▶ **Problem to solve**
Output every record below precisely as it is written.

(Source records)
* * * * *

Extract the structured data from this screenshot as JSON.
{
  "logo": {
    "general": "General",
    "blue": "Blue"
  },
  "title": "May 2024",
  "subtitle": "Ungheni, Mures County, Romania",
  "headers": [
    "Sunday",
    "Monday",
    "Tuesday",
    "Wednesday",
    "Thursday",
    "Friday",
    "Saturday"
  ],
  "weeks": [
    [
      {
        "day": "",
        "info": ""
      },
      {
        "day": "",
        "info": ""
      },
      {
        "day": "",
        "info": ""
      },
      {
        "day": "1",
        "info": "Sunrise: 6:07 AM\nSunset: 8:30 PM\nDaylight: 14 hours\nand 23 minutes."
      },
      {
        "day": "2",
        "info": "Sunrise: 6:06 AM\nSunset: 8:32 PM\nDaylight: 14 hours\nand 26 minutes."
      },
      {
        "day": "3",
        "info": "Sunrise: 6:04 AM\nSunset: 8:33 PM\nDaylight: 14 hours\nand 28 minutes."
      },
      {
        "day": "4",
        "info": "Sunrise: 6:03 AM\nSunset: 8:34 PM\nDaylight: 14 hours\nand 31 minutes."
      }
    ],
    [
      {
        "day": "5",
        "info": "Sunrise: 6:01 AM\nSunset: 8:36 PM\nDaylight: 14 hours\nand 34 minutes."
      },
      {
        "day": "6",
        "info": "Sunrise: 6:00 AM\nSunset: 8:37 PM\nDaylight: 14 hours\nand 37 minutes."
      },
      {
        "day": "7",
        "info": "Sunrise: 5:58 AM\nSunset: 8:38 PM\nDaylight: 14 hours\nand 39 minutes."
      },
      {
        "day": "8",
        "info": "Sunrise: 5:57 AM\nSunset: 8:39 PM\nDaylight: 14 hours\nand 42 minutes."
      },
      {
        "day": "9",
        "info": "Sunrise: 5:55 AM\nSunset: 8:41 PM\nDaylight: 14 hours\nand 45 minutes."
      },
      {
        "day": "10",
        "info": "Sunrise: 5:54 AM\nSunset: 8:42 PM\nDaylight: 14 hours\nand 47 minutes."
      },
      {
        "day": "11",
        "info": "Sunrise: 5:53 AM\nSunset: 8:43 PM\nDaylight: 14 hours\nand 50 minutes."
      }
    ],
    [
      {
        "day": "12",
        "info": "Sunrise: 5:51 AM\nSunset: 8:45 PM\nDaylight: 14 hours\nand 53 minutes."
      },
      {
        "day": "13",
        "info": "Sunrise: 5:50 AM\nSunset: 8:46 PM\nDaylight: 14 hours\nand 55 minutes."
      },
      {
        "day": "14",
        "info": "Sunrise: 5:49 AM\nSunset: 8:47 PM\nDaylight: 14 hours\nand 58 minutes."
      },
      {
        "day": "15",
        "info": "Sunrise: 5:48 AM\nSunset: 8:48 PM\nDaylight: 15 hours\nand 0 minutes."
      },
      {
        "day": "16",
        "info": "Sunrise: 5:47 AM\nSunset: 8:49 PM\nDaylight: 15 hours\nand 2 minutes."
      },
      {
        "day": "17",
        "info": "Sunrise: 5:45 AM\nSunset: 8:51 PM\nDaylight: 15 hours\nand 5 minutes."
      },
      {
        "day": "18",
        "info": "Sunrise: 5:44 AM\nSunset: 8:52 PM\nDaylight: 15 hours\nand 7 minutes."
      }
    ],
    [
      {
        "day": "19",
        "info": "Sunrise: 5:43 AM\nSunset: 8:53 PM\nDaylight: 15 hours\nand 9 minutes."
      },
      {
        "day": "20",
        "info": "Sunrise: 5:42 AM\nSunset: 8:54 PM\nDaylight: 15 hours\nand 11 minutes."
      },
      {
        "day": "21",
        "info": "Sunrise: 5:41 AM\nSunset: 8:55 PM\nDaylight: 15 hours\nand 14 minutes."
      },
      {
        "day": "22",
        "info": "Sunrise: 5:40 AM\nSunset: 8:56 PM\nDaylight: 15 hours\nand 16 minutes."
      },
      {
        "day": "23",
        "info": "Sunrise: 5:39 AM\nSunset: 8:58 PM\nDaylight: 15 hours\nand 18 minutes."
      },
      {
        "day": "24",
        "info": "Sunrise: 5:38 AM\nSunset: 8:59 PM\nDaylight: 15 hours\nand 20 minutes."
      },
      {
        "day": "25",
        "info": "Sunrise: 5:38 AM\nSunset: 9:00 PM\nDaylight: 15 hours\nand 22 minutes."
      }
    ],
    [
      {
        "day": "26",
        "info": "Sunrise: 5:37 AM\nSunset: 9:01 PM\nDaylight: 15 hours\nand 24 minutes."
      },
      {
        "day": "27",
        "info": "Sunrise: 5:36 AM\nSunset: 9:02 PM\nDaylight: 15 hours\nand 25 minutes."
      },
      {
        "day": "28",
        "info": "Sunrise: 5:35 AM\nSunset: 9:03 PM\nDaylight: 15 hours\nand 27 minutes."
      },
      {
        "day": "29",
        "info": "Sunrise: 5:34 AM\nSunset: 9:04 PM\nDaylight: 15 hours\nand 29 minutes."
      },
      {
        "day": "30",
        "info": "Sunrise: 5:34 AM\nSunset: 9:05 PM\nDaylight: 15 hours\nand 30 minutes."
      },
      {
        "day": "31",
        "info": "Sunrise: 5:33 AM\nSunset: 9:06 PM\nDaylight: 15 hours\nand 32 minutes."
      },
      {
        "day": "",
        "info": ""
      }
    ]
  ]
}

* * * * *

▶ **Your solution**
Extract the structured data from this screenshot as JSON.
{
  "logo": {
    "general": "General",
    "blue": "Blue"
  },
  "title": "May 2024",
  "subtitle": "Ungheni, Mures County, Romania",
  "headers": [
    "Sunday",
    "Monday",
    "Tuesday",
    "Wednesday",
    "Thursday",
    "Friday",
    "Saturday"
  ],
  "weeks": [
    [
      {
        "day": "",
        "info": ""
      },
      {
        "day": "",
        "info": ""
      },
      {
        "day": "",
        "info": ""
      },
      {
        "day": "1",
        "info": "Sunrise: 6:07 AM\nSunset: 8:30 PM\nDaylight: 14 hours\nand 23 minutes."
      },
      {
        "day": "2",
        "info": "Sunrise: 6:06 AM\nSunset: 8:32 PM\nDaylight: 14 hours\nand 26 minutes."
      },
      {
        "day": "3",
        "info": "Sunrise: 6:04 AM\nSunset: 8:33 PM\nDaylight: 14 hours\nand 28 minutes."
      },
      {
        "day": "4",
        "info": "Sunrise: 6:03 AM\nSunset: 8:34 PM\nDaylight: 14 hours\nand 31 minutes."
      }
    ],
    [
      {
        "day": "5",
        "info": "Sunrise: 6:01 AM\nSunset: 8:36 PM\nDaylight: 14 hours\nand 34 minutes."
      },
      {
        "day": "6",
        "info": "Sunrise: 6:00 AM\nSunset: 8:37 PM\nDaylight: 14 hours\nand 37 minutes."
      },
      {
        "day": "7",
        "info": "Sunrise: 5:58 AM\nSunset: 8:38 PM\nDaylight: 14 hours\nand 39 minutes."
      },
      {
        "day": "8",
        "info": "Sunrise: 5:57 AM\nSunset: 8:39 PM\nDaylight: 14 hours\nand 42 minutes."
      },
      {
        "day": "9",
        "info": "Sunrise: 5:55 AM\nSunset: 8:41 PM\nDaylight: 14 hours\nand 45 minutes."
      },
      {
        "day": "10",
        "info": "Sunrise: 5:54 AM\nSunset: 8:42 PM\nDaylight: 14 hours\nand 47 minutes."
      },
      {
        "day": "11",
        "info": "Sunrise: 5:53 AM\nSunset: 8:43 PM\nDaylight: 14 hours\nand 50 minutes."
      }
    ],
    [
      {
        "day": "12",
        "info": "Sunrise: 5:51 AM\nSunset: 8:45 PM\nDaylight: 14 hours\nand 53 minutes."
      },
      {
        "day": "13",
        "info": "Sunrise: 5:50 AM\nSunset: 8:46 PM\nDaylight: 14 hours\nand 55 minutes."
      },
      {
        "day": "14",
        "info": "Sunrise: 5:49 AM\nSunset: 8:47 PM\nDaylight: 14 hours\nand 58 minutes."
      },
      {
        "day": "15",
        "info": "Sunrise: 5:48 AM\nSunset: 8:48 PM\nDaylight: 15 hours\nand 0 minutes."
      },
      {
        "day": "16",
        "info": "Sunrise: 5:47 AM\nSunset: 8:49 PM\nDaylight: 15 hours\nand 2 minutes."
      },
      {
        "day": "17",
        "info": "Sunrise: 5:45 AM\nSunset: 8:51 PM\nDaylight: 15 hours\nand 5 minutes."
      },
      {
        "day": "18",
        "info": "Sunrise: 5:44 AM\nSunset: 8:52 PM\nDaylight: 15 hours\nand 7 minutes."
      }
    ],
    [
      {
        "day": "19",
        "info": "Sunrise: 5:43 AM\nSunset: 8:53 PM\nDaylight: 15 hours\nand 9 minutes."
      },
      {
        "day": "20",
        "info": "Sunrise: 5:42 AM\nSunset: 8:54 PM\nDaylight: 15 hours\nand 11 minutes."
      },
      {
        "day": "21",
        "info": "Sunrise: 5:41 AM\nSunset: 8:55 PM\nDaylight: 15 hours\nand 14 minutes."
      },
      {
        "day": "22",
        "info": "Sunrise: 5:40 AM\nSunset: 8:56 PM\nDaylight: 15 hours\nand 16 minutes."
      },
      {
        "day": "23",
        "info": "Sunrise: 5:39 AM\nSunset: 8:58 PM\nDaylight: 15 hours\nand 18 minutes."
      },
      {
        "day": "24",
        "info": "Sunrise: 5:38 AM\nSunset: 8:59 PM\nDaylight: 15 hours\nand 20 minutes."
      },
      {
        "day": "25",
        "info": "Sunrise: 5:38 AM\nSunset: 9:00 PM\nDaylight: 15 hours\nand 22 minutes."
      }
    ],
    [
      {
        "day": "26",
        "info": "Sunrise: 5:37 AM\nSunset: 9:01 PM\nDaylight: 15 hours\nand 24 minutes."
      },
      {
        "day": "27",
        "info": "Sunrise: 5:36 AM\nSunset: 9:02 PM\nDaylight: 15 hours\nand 25 minutes."
      },
      {
        "day": "28",
        "info": "Sunrise: 5:35 AM\nSunset: 9:03 PM\nDaylight: 15 hours\nand 27 minutes."
      },
      {
        "day": "29",
        "info": "Sunrise: 5:34 AM\nSunset: 9:04 PM\nDaylight: 15 hours\nand 29 minutes."
      },
      {
        "day": "30",
        "info": "Sunrise: 5:34 AM\nSunset: 9:05 PM\nDaylight: 15 hours\nand 30 minutes."
      },
      {
        "day": "31",
        "info": "Sunrise: 5:33 AM\nSunset: 9:06 PM\nDaylight: 15 hours\nand 32 minutes."
      },
      {
        "day": "",
        "info": ""
      }
    ]
  ]
}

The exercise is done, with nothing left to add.